▶ [RECORDS FOR THIS TASK]
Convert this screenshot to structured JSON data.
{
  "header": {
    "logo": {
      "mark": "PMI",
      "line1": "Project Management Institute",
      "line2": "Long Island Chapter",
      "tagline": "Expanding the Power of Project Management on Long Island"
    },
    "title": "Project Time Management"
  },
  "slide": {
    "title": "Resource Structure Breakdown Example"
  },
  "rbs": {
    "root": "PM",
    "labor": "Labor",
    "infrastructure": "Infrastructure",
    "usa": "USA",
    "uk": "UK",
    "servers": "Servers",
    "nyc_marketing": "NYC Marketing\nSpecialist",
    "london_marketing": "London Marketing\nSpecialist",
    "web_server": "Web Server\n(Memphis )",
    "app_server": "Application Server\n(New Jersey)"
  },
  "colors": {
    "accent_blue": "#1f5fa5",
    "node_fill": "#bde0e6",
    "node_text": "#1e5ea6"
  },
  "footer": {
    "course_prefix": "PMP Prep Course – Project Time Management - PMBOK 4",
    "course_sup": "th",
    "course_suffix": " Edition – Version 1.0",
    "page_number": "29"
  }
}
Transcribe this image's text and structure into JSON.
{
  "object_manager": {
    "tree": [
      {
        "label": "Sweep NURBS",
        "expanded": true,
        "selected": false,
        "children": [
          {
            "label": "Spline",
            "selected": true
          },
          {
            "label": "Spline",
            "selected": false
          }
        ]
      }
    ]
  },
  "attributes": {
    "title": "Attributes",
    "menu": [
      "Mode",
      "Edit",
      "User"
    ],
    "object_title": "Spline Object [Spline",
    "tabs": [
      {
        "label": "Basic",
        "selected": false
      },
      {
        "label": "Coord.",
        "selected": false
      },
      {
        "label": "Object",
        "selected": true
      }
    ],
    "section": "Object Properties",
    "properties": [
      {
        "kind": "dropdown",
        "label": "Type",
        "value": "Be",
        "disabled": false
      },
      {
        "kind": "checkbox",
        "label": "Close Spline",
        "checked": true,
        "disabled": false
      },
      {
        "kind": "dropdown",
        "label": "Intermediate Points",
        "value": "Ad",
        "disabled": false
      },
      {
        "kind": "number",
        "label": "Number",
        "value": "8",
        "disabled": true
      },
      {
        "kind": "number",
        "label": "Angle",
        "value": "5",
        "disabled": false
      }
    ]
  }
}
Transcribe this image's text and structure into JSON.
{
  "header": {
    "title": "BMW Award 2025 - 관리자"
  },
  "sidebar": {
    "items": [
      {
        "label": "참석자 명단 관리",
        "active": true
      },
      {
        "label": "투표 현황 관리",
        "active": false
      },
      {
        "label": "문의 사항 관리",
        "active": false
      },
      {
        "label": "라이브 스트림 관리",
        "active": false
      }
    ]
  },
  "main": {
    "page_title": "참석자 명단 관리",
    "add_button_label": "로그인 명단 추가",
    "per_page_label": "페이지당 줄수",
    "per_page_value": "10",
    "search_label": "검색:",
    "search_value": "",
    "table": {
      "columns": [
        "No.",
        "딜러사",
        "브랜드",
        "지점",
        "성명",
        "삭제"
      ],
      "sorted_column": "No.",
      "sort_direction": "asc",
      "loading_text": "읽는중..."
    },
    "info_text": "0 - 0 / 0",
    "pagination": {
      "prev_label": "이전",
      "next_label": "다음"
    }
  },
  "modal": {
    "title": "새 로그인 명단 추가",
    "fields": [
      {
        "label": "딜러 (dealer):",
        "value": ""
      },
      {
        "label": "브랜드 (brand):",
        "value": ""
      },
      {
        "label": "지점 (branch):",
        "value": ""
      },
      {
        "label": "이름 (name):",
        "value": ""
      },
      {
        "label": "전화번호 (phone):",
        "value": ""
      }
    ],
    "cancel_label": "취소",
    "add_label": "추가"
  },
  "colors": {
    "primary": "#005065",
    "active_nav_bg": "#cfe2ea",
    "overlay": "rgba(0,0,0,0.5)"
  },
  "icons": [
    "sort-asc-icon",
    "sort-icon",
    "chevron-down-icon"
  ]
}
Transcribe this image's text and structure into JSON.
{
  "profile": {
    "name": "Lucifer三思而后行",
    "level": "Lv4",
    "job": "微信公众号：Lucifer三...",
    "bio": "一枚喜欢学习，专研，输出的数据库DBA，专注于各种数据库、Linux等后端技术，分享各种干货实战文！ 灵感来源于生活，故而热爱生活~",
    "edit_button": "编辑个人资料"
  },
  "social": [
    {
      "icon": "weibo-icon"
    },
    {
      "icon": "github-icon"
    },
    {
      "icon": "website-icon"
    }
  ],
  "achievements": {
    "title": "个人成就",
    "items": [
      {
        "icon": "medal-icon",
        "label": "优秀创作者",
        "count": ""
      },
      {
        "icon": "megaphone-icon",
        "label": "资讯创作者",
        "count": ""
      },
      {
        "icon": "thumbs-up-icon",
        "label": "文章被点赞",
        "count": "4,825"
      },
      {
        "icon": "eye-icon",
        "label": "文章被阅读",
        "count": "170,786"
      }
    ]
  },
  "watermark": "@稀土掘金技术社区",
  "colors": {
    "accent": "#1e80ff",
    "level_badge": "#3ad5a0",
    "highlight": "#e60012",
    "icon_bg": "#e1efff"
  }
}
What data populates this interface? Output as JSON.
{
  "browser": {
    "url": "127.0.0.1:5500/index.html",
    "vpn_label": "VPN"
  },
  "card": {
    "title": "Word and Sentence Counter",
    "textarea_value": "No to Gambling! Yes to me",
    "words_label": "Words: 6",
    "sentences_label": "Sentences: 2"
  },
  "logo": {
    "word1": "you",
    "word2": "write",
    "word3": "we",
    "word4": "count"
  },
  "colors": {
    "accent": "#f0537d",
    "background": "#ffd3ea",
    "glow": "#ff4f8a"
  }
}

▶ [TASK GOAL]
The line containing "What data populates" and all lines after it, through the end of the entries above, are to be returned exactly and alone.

▶ [SOLUTION]
What data populates this interface? Output as JSON.
{
  "browser": {
    "url": "127.0.0.1:5500/index.html",
    "vpn_label": "VPN"
  },
  "card": {
    "title": "Word and Sentence Counter",
    "textarea_value": "No to Gambling! Yes to me",
    "words_label": "Words: 6",
    "sentences_label": "Sentences: 2"
  },
  "logo": {
    "word1": "you",
    "word2": "write",
    "word3": "we",
    "word4": "count"
  },
  "colors": {
    "accent": "#f0537d",
    "background": "#ffd3ea",
    "glow": "#ff4f8a"
  }
}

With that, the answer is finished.